Adversity doesn’t create character, it reveals it.
Over the last few years, there’s been a growing sentiment that social media has become more and more toxic, especially in regards to the discussions happening around news and politics. I’ve heard many people say they have left Facebook completely because they were overwhelmed by the constant arguing and finger-pointing.
Since 2020 is an election year, we all knew it was going to get bad on social media. What none of us expected was for covid-19 to happen. The election, plus much of the country being on lockdown for most of the year has understandably put all of us under a huge amount of pressure. We are worried about how to deal with a real or likely loss of income. We are worried about the health of ourselves and our families. We are worried about the future.
What troubled me, and I especially saw this on Twitter, was how people reacted to the spread of covid. Many people became judgmental, shaming people for not reacting in a certain way or for not taking certain issues or developments in the way that they felt was appropriate. Instead of being understanding and compassionate. I saw too many people judging and attacking.

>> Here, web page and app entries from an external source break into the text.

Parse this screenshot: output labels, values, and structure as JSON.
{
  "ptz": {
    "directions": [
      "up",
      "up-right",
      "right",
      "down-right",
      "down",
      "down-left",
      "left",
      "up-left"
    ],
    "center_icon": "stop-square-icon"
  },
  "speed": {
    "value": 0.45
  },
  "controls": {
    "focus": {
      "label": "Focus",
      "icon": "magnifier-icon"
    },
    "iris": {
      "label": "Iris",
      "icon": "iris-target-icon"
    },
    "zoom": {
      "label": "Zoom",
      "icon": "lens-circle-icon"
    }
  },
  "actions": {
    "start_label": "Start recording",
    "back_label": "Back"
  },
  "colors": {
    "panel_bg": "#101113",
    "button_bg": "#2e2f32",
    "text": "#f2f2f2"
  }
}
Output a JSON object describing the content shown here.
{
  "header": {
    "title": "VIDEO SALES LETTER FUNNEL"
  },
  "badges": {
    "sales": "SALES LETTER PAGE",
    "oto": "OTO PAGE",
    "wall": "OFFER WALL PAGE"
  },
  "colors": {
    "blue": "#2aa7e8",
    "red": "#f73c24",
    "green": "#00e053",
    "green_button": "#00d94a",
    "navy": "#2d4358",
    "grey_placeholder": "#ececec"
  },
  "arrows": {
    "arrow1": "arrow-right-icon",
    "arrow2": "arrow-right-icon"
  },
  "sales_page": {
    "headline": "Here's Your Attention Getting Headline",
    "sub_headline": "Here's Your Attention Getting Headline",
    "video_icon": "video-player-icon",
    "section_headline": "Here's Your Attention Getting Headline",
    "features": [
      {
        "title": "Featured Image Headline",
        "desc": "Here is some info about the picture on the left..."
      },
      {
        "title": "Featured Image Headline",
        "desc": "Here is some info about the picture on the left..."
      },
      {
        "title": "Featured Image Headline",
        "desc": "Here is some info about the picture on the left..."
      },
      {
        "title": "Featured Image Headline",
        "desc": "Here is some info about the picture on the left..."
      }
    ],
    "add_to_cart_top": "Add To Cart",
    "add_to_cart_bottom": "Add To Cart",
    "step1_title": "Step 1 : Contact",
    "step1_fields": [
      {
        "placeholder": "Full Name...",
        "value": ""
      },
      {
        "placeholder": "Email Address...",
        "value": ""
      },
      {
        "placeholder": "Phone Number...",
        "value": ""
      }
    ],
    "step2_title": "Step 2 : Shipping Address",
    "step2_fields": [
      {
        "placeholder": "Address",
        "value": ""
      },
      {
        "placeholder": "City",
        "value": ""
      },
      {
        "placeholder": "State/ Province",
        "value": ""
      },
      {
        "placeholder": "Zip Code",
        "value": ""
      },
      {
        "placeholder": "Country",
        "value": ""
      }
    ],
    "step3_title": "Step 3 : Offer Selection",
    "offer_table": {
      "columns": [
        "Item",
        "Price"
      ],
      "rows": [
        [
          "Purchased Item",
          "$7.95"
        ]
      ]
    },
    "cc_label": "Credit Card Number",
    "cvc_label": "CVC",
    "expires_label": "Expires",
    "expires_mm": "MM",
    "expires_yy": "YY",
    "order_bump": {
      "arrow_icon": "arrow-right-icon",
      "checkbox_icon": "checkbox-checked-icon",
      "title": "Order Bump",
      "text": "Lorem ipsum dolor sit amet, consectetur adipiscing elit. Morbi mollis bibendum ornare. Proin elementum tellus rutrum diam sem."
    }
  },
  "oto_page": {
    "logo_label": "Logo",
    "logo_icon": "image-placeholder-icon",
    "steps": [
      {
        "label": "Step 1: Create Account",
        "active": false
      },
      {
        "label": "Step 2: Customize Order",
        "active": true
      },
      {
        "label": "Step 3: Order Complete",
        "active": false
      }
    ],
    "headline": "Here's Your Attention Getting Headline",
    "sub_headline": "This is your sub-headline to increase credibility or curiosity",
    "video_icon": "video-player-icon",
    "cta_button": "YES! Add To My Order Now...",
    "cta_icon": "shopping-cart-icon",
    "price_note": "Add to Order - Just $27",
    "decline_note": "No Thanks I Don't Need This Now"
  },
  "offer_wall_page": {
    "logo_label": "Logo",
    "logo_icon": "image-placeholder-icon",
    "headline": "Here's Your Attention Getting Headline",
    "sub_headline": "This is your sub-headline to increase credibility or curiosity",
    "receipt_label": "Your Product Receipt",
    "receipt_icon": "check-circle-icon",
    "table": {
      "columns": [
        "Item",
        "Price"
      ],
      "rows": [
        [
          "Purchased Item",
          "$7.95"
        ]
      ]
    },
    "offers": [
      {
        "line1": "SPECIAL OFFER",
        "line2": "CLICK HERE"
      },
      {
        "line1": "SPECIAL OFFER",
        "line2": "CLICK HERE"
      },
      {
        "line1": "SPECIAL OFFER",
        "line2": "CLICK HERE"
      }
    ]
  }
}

And what stunned me, was that many of these people were in my Twitter network. Some of these people were friends I had followed for years. On the one hand, I would tell myself that they are worried and scared and rightly so. On the other hand, we are ALL worried and scared, and rightly so. Being scared and worried doesn’t excuse you from being an asshole. And a lot of people I followed on Twitter were exhibiting this behavior.
So I decided to ‘de-tox’ my Twitter network. I effectively unfollowed 60% of my network over about a month. But I started thinking about this, and realized this isn’t a Twitter issue, it’s a social media issue. People are being jerks on Facebook just like they are on Twitter. Every community has its jerks. If they are in the minority, it’s easy to ignore and overlook them. But when the jerks become the majority and start creating and dominating the conversations, I want to opt-out.
That brings me back to blogging. Literally.
The one thing that I’ve always loved about blogging is the power it gives you to share your voice. It gives you the ability to have a say, to share your thoughts with the world. Today’s social media world is based around the soundbyte. 140-character missives designed to spark instant engagement. Often emotionally-charged attacks and insults that people are compelled to immediately respond to.
It’s the complete opposite of a conversation. It’s yelling in 140 characters, the person that yells the loudest gets the most Likes and RTs.
Blogs are different. Blogs are where you can have your say fully and completely. You can use 140 characters, or you can use 140,000 if you want.
I’ve talked before about the 4-step process for creating advocacy; Interaction leads to Understanding leads to Trust leads to Advocacy.
On social media, we often never have those interactions. We yell at each other and talk at each other instead of to each other.
With a blog, you have a chance to have your say. You have a chance to state your opinions and make your case with as many or as few words as you need. You can then respond in the comments, or via email or even on your own blog.
But more than anything, I’m tired of the yelling. We need less yelling and more listening. We need less judgment and more empathy.
We need to be better people. That’s what I think, and it’s a lot easier to say that here, than it is on social media.